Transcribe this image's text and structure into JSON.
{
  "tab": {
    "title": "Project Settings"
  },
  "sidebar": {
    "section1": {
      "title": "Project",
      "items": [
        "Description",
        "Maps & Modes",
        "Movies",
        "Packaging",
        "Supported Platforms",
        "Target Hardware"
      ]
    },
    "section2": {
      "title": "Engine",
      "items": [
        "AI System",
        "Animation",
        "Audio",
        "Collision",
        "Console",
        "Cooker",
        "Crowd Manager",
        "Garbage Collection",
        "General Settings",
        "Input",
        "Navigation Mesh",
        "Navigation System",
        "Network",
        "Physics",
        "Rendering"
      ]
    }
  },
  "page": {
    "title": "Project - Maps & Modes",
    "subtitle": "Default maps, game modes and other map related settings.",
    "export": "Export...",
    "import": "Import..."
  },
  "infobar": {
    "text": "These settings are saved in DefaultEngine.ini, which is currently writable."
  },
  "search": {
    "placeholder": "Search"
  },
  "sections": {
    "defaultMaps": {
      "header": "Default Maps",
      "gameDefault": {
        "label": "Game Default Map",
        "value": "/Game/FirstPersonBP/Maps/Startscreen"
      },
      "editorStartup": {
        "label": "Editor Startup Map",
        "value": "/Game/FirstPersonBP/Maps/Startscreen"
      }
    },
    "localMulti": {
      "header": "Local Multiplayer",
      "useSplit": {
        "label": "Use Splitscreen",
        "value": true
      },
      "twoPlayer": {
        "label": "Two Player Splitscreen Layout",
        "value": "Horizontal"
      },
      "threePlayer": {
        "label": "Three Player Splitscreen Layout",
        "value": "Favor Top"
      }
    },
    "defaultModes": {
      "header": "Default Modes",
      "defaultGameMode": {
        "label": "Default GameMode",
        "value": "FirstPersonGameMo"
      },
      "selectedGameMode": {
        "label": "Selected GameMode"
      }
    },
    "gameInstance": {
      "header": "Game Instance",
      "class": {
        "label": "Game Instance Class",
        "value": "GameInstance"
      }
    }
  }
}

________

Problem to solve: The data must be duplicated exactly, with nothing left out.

Finished exercise:
Transcribe this image's text and structure into JSON.
{
  "tab": {
    "title": "Project Settings"
  },
  "sidebar": {
    "section1": {
      "title": "Project",
      "items": [
        "Description",
        "Maps & Modes",
        "Movies",
        "Packaging",
        "Supported Platforms",
        "Target Hardware"
      ]
    },
    "section2": {
      "title": "Engine",
      "items": [
        "AI System",
        "Animation",
        "Audio",
        "Collision",
        "Console",
        "Cooker",
        "Crowd Manager",
        "Garbage Collection",
        "General Settings",
        "Input",
        "Navigation Mesh",
        "Navigation System",
        "Network",
        "Physics",
        "Rendering"
      ]
    }
  },
  "page": {
    "title": "Project - Maps & Modes",
    "subtitle": "Default maps, game modes and other map related settings.",
    "export": "Export...",
    "import": "Import..."
  },
  "infobar": {
    "text": "These settings are saved in DefaultEngine.ini, which is currently writable."
  },
  "search": {
    "placeholder": "Search"
  },
  "sections": {
    "defaultMaps": {
      "header": "Default Maps",
      "gameDefault": {
        "label": "Game Default Map",
        "value": "/Game/FirstPersonBP/Maps/Startscreen"
      },
      "editorStartup": {
        "label": "Editor Startup Map",
        "value": "/Game/FirstPersonBP/Maps/Startscreen"
      }
    },
    "localMulti": {
      "header": "Local Multiplayer",
      "useSplit": {
        "label": "Use Splitscreen",
        "value": true
      },
      "twoPlayer": {
        "label": "Two Player Splitscreen Layout",
        "value": "Horizontal"
      },
      "threePlayer": {
        "label": "Three Player Splitscreen Layout",
        "value": "Favor Top"
      }
    },
    "defaultModes": {
      "header": "Default Modes",
      "defaultGameMode": {
        "label": "Default GameMode",
        "value": "FirstPersonGameMo"
      },
      "selectedGameMode": {
        "label": "Selected GameMode"
      }
    },
    "gameInstance": {
      "header": "Game Instance",
      "class": {
        "label": "Game Instance Class",
        "value": "GameInstance"
      }
    }
  }
}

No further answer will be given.